------ Provided material

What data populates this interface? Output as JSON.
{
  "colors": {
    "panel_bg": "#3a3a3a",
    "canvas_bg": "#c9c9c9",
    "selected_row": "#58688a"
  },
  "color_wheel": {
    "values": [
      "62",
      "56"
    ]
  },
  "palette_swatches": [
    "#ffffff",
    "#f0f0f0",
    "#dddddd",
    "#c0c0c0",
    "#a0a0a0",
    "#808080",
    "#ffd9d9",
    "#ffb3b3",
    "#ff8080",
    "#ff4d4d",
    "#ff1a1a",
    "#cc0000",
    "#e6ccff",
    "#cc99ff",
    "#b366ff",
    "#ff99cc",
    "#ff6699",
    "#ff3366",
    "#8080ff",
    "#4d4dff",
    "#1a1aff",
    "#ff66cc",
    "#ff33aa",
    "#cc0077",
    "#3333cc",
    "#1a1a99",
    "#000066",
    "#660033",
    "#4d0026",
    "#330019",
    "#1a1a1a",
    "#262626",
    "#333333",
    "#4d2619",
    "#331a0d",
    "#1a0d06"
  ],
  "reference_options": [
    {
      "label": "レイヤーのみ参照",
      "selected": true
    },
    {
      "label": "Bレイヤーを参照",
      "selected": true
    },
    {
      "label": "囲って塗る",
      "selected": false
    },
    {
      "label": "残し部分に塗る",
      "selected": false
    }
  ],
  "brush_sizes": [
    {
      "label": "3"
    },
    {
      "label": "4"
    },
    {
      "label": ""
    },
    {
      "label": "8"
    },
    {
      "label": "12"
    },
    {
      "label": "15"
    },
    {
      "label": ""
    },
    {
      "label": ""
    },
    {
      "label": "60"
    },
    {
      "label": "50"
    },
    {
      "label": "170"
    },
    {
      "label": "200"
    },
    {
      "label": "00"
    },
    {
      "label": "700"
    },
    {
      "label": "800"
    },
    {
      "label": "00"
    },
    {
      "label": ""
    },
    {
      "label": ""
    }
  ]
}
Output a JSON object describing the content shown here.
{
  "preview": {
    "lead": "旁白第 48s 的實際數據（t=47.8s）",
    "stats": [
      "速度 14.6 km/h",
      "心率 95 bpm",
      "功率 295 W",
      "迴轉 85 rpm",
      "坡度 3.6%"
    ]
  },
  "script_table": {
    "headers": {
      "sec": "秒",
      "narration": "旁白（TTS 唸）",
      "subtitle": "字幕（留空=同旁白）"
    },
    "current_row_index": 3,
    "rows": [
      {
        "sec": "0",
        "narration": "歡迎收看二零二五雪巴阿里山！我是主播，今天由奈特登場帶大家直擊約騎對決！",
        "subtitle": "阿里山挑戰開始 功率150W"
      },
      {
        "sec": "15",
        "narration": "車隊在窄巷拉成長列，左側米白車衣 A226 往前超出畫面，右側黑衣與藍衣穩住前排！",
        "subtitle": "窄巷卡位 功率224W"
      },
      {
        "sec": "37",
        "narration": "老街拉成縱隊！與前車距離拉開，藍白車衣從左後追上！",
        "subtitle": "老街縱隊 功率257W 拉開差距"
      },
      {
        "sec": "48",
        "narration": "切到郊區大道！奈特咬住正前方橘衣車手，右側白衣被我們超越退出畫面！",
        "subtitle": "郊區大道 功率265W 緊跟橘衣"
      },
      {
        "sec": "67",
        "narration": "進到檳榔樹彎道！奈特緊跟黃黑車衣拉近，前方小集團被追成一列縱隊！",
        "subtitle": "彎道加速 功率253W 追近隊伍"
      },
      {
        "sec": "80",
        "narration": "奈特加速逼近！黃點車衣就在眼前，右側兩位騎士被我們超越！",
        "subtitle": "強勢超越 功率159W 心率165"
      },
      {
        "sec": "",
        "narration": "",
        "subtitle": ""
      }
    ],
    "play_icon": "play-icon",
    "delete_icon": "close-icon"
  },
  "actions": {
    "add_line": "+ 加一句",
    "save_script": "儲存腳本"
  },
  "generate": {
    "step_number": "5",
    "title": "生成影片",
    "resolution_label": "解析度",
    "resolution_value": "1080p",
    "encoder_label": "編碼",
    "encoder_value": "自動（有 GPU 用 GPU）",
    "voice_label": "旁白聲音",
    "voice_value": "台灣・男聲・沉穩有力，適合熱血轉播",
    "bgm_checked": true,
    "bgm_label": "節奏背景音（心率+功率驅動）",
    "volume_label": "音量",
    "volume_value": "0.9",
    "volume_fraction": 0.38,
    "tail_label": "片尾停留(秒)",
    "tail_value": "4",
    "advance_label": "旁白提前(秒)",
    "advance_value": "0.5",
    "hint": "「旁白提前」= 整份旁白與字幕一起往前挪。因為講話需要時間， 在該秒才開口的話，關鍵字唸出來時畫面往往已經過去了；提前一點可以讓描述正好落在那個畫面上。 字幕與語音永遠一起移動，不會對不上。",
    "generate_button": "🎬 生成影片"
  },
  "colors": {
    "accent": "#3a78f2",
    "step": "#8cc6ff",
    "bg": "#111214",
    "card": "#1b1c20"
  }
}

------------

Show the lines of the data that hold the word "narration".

#### [Solution below]
      "narration": "旁白（TTS 唸）",
        "narration": "歡迎收看二零二五雪巴阿里山！我是主播，今天由奈特登場帶大家直擊約騎對決！",
        "narration": "車隊在窄巷拉成長列，左側米白車衣 A226 往前超出畫面，右側黑衣與藍衣穩住前排！",
        "narration": "老街拉成縱隊！與前車距離拉開，藍白車衣從左後追上！",
        "narration": "切到郊區大道！奈特咬住正前方橘衣車手，右側白衣被我們超越退出畫面！",
        "narration": "進到檳榔樹彎道！奈特緊跟黃黑車衣拉近，前方小集團被追成一列縱隊！",
        "narration": "奈特加速逼近！黃點車衣就在眼前，右側兩位騎士被我們超越！",
        "narration": "",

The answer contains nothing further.